- [What needs to be done] Produce an exact copy of all the records.

- [Dataset rows for apps and sites]
--

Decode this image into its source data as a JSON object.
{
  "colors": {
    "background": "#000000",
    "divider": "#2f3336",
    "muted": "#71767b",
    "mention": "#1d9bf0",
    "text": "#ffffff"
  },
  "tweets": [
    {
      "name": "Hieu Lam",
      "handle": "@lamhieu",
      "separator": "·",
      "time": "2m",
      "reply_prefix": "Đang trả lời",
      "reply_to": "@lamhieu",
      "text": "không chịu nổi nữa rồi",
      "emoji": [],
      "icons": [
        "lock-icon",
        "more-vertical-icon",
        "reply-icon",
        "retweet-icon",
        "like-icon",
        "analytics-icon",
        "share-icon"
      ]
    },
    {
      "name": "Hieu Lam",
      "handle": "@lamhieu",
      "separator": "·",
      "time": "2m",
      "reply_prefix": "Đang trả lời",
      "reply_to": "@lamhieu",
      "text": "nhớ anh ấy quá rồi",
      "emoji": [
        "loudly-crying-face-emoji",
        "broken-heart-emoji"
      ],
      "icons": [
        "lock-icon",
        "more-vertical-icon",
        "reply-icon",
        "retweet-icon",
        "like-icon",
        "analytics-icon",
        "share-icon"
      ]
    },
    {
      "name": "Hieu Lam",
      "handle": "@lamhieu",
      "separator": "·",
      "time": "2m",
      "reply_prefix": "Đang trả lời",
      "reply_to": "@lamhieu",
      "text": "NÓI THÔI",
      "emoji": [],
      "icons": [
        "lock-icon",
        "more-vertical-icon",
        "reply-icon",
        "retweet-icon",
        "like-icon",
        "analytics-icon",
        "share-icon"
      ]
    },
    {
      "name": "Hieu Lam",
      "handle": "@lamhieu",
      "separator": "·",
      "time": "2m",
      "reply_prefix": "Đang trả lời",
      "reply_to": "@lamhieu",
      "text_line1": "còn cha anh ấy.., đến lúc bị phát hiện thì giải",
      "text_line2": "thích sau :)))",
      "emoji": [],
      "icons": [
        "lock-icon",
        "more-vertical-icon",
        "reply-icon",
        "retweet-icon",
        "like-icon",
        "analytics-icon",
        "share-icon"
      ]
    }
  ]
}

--

- [Solution for this problem]
Decode this image into its source data as a JSON object.
{
  "colors": {
    "background": "#000000",
    "divider": "#2f3336",
    "muted": "#71767b",
    "mention": "#1d9bf0",
    "text": "#ffffff"
  },
  "tweets": [
    {
      "name": "Hieu Lam",
      "handle": "@lamhieu",
      "separator": "·",
      "time": "2m",
      "reply_prefix": "Đang trả lời",
      "reply_to": "@lamhieu",
      "text": "không chịu nổi nữa rồi",
      "emoji": [],
      "icons": [
        "lock-icon",
        "more-vertical-icon",
        "reply-icon",
        "retweet-icon",
        "like-icon",
        "analytics-icon",
        "share-icon"
      ]
    },
    {
      "name": "Hieu Lam",
      "handle": "@lamhieu",
      "separator": "·",
      "time": "2m",
      "reply_prefix": "Đang trả lời",
      "reply_to": "@lamhieu",
      "text": "nhớ anh ấy quá rồi",
      "emoji": [
        "loudly-crying-face-emoji",
        "broken-heart-emoji"
      ],
      "icons": [
        "lock-icon",
        "more-vertical-icon",
        "reply-icon",
        "retweet-icon",
        "like-icon",
        "analytics-icon",
        "share-icon"
      ]
    },
    {
      "name": "Hieu Lam",
      "handle": "@lamhieu",
      "separator": "·",
      "time": "2m",
      "reply_prefix": "Đang trả lời",
      "reply_to": "@lamhieu",
      "text": "NÓI THÔI",
      "emoji": [],
      "icons": [
        "lock-icon",
        "more-vertical-icon",
        "reply-icon",
        "retweet-icon",
        "like-icon",
        "analytics-icon",
        "share-icon"
      ]
    },
    {
      "name": "Hieu Lam",
      "handle": "@lamhieu",
      "separator": "·",
      "time": "2m",
      "reply_prefix": "Đang trả lời",
      "reply_to": "@lamhieu",
      "text_line1": "còn cha anh ấy.., đến lúc bị phát hiện thì giải",
      "text_line2": "thích sau :)))",
      "emoji": [],
      "icons": [
        "lock-icon",
        "more-vertical-icon",
        "reply-icon",
        "retweet-icon",
        "like-icon",
        "analytics-icon",
        "share-icon"
      ]
    }
  ]
}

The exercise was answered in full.